My BFF gives the best gifts. Over the years she often includes something from my hometown. I moved away long ago and the memories are priceless. When the kids were little they knew that the Willoughby throw my BFF gave me was off-limits. No wrapping the dog in it, no wrapping a kid in it and eating chocolate ice-cream. It was special to me. It was woven with pictures of the local library, schools, and remembered 19th Century homes. I didn't think anything could top that gift until this year when my bestie sent me a little book about my hometown.
Images of America, Willoughby
It's full of pictures from the founding of the town and through the decades. It even includes old stories and legends I remember obsessing over as a child growing up there. There's a picture of my elementary school that was torn down. I loved seeing the old trolleys I'd never known once existed, and all my favorite rivers, parks, bridges, and haunts.

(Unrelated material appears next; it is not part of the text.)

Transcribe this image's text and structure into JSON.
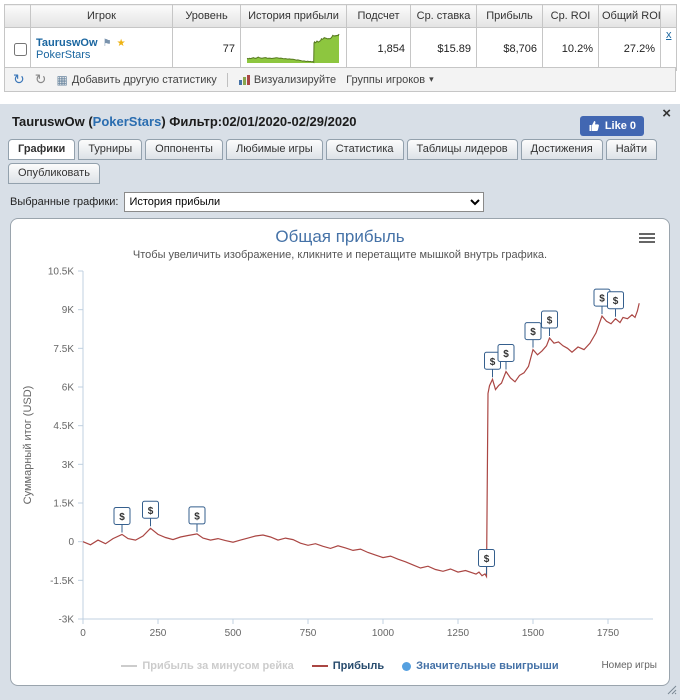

It's been ages since I lived in Willoughby, and I've lived in many towns since then. It surprised me to find most of them represented with their very own books in Images of America available through Arcadia Publishing and Barnes and Noble. There's nothing better to splurge on than books in my opinion, and I bought one from almost every town I've lived in. Some are more in-depth and interesting than others. All of them are worth the approximate twenty dollar cost.
Images of America, Rockwall

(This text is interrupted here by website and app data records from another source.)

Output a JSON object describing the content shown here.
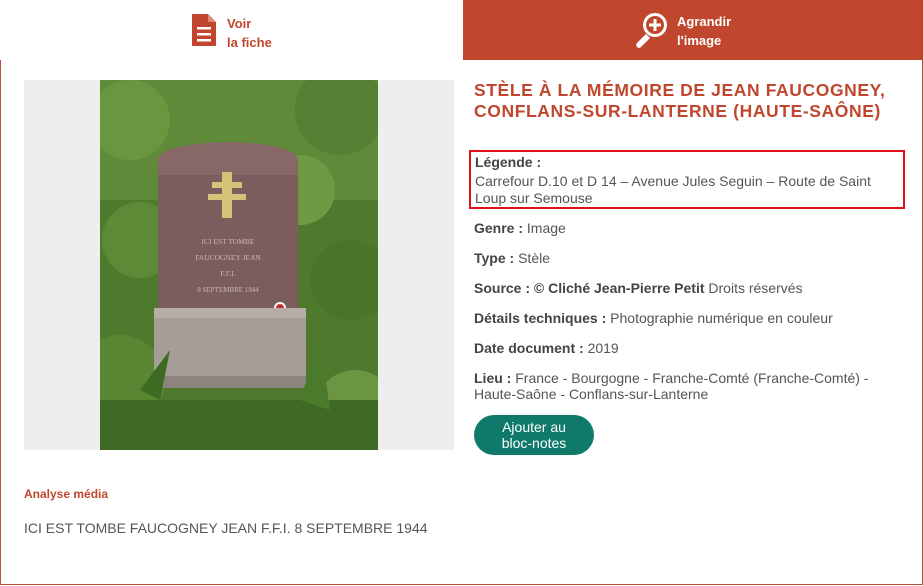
{
  "tabs": {
    "view_record": {
      "line1": "Voir",
      "line2": "la fiche",
      "icon": "document-icon"
    },
    "enlarge_image": {
      "line1": "Agrandir",
      "line2": "l'image",
      "icon": "zoom-in-icon"
    }
  },
  "record": {
    "title": "STÈLE À LA MÉMOIRE DE JEAN FAUCOGNEY, CONFLANS-SUR-LANTERNE (HAUTE-SAÔNE)",
    "legend_label": "Légende :",
    "legend_text": "Carrefour D.10 et D 14 – Avenue Jules Seguin – Route de Saint Loup sur Semouse",
    "genre_label": "Genre :",
    "genre_value": "Image",
    "type_label": "Type :",
    "type_value": "Stèle",
    "source_label": "Source : © Cliché Jean-Pierre Petit",
    "source_value": "Droits réservés",
    "details_label": "Détails techniques :",
    "details_value": "Photographie numérique en couleur",
    "date_label": "Date document :",
    "date_value": "2019",
    "place_label": "Lieu :",
    "place_value": "France - Bourgogne - Franche-Comté (Franche-Comté) - Haute-Saône - Conflans-sur-Lanterne",
    "notepad_button": "Ajouter au bloc-notes"
  },
  "photo": {
    "stele_inscription": "ICI EST TOMBE FAUCOGNEY JEAN F.F.I. 8 SEPTEMBRE 1944"
  },
  "analysis": {
    "heading": "Analyse média",
    "text": "ICI EST TOMBE FAUCOGNEY JEAN F.F.I. 8 SEPTEMBRE 1944"
  },
  "colors": {
    "accent": "#c0472d",
    "button": "#107a6a",
    "highlight": "#e0101a"
  }
}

Likely I'll never stop missing Texas. Reading through this book I once more got caught up in the great mystery about the Lone Star State's smallest county. There are portions of a prehistoric rock wall that is a matter of much debate—was it man made or is it a natural geological formation? There's good authority for both arguments and when I lived near that part of the wall I might have joined in the digging but for the formidable legion of fire ants guarding it. That's the only thing I don't miss about Texas, fire ants.

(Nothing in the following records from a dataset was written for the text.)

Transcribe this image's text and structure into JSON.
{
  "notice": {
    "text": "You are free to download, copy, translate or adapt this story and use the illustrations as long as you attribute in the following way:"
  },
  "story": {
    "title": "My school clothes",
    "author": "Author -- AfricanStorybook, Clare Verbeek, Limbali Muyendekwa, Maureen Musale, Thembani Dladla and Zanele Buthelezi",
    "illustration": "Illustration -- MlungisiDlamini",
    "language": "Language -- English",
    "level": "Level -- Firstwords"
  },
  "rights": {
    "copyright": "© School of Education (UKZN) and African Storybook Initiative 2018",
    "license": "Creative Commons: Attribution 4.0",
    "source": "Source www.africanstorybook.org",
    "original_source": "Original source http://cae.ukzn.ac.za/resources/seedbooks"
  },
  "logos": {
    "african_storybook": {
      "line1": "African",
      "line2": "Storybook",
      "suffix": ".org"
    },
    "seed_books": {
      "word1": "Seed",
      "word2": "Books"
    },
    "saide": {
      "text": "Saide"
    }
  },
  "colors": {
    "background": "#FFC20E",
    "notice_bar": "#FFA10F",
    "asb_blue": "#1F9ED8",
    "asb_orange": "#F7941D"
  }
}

Images of America, Shrewsbury
Shrewsbury is a picturesque New England town, closer to Worcester than Boston. I used it in my book Bitch Witch. That entire story landed in my brain during a late night run to Target under a blue moon. The house I used to live in was a perfect setting for the formidable Archer women. That story wrote itself and I have Shrewsbury to thank for it. Though I didn't live there as long as other places in Massachusetts, it stayed with me. I got the Images of America books for most of my Massachusetts towns, including one for where I used to work. Surprisingly some companies are included in this series.
To date I've collected ten of the Images of America books, not including the ones I've gifted. One thing I've learned from my bestie is to share good ideas. Browsing the Arcadia publishing website I realize that even some mountains have their own books. It makes sense, everyplace has a story. I've just added a couple more books to my wish list.
If you want to know more about your favorite American towns and places, check them out. Let me know what you think.